**What the task requires**.
Repeat each line of the listing exactly as written.
- Opening Delimiter -
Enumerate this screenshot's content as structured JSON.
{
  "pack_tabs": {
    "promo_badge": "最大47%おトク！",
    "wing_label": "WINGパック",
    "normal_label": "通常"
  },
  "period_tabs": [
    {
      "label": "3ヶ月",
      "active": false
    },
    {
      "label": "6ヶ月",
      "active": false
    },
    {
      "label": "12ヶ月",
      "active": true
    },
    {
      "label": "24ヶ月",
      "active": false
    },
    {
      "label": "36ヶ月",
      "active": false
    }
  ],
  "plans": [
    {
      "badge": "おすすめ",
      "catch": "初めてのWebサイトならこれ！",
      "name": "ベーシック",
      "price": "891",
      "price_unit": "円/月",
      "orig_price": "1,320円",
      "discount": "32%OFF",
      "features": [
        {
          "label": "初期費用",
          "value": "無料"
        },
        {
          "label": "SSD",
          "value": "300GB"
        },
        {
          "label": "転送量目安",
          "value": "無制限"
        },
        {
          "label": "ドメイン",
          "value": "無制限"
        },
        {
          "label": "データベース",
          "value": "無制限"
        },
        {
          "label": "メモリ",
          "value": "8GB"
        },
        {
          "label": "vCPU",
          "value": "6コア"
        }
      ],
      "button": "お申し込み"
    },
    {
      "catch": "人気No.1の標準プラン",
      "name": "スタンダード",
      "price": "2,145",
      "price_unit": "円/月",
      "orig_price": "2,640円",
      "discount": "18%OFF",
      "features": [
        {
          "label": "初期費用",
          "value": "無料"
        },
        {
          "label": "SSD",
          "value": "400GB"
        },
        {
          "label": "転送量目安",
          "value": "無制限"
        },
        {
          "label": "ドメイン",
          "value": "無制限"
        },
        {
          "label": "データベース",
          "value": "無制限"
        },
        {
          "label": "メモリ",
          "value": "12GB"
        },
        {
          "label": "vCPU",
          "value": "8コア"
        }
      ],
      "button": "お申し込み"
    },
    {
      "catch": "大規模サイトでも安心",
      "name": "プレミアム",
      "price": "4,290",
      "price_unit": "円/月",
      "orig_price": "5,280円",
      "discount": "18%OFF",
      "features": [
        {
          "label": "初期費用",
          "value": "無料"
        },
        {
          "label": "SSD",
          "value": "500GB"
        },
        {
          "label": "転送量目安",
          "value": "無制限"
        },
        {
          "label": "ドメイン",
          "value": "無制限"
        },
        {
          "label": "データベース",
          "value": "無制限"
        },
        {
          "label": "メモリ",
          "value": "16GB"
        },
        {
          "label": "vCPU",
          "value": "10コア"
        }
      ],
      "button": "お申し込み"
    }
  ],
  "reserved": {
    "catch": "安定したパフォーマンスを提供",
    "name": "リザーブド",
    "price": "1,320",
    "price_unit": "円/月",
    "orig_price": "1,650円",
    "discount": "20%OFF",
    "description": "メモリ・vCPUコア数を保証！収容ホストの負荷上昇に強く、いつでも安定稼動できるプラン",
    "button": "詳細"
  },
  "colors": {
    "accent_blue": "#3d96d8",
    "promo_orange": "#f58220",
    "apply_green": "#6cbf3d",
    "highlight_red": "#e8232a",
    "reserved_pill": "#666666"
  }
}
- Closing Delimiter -
**Answer area**.
Enumerate this screenshot's content as structured JSON.
{
  "pack_tabs": {
    "promo_badge": "最大47%おトク！",
    "wing_label": "WINGパック",
    "normal_label": "通常"
  },
  "period_tabs": [
    {
      "label": "3ヶ月",
      "active": false
    },
    {
      "label": "6ヶ月",
      "active": false
    },
    {
      "label": "12ヶ月",
      "active": true
    },
    {
      "label": "24ヶ月",
      "active": false
    },
    {
      "label": "36ヶ月",
      "active": false
    }
  ],
  "plans": [
    {
      "badge": "おすすめ",
      "catch": "初めてのWebサイトならこれ！",
      "name": "ベーシック",
      "price": "891",
      "price_unit": "円/月",
      "orig_price": "1,320円",
      "discount": "32%OFF",
      "features": [
        {
          "label": "初期費用",
          "value": "無料"
        },
        {
          "label": "SSD",
          "value": "300GB"
        },
        {
          "label": "転送量目安",
          "value": "無制限"
        },
        {
          "label": "ドメイン",
          "value": "無制限"
        },
        {
          "label": "データベース",
          "value": "無制限"
        },
        {
          "label": "メモリ",
          "value": "8GB"
        },
        {
          "label": "vCPU",
          "value": "6コア"
        }
      ],
      "button": "お申し込み"
    },
    {
      "catch": "人気No.1の標準プラン",
      "name": "スタンダード",
      "price": "2,145",
      "price_unit": "円/月",
      "orig_price": "2,640円",
      "discount": "18%OFF",
      "features": [
        {
          "label": "初期費用",
          "value": "無料"
        },
        {
          "label": "SSD",
          "value": "400GB"
        },
        {
          "label": "転送量目安",
          "value": "無制限"
        },
        {
          "label": "ドメイン",
          "value": "無制限"
        },
        {
          "label": "データベース",
          "value": "無制限"
        },
        {
          "label": "メモリ",
          "value": "12GB"
        },
        {
          "label": "vCPU",
          "value": "8コア"
        }
      ],
      "button": "お申し込み"
    },
    {
      "catch": "大規模サイトでも安心",
      "name": "プレミアム",
      "price": "4,290",
      "price_unit": "円/月",
      "orig_price": "5,280円",
      "discount": "18%OFF",
      "features": [
        {
          "label": "初期費用",
          "value": "無料"
        },
        {
          "label": "SSD",
          "value": "500GB"
        },
        {
          "label": "転送量目安",
          "value": "無制限"
        },
        {
          "label": "ドメイン",
          "value": "無制限"
        },
        {
          "label": "データベース",
          "value": "無制限"
        },
        {
          "label": "メモリ",
          "value": "16GB"
        },
        {
          "label": "vCPU",
          "value": "10コア"
        }
      ],
      "button": "お申し込み"
    }
  ],
  "reserved": {
    "catch": "安定したパフォーマンスを提供",
    "name": "リザーブド",
    "price": "1,320",
    "price_unit": "円/月",
    "orig_price": "1,650円",
    "discount": "20%OFF",
    "description": "メモリ・vCPUコア数を保証！収容ホストの負荷上昇に強く、いつでも安定稼動できるプラン",
    "button": "詳細"
  },
  "colors": {
    "accent_blue": "#3d96d8",
    "promo_orange": "#f58220",
    "apply_green": "#6cbf3d",
    "highlight_red": "#e8232a",
    "reserved_pill": "#666666"
  }
}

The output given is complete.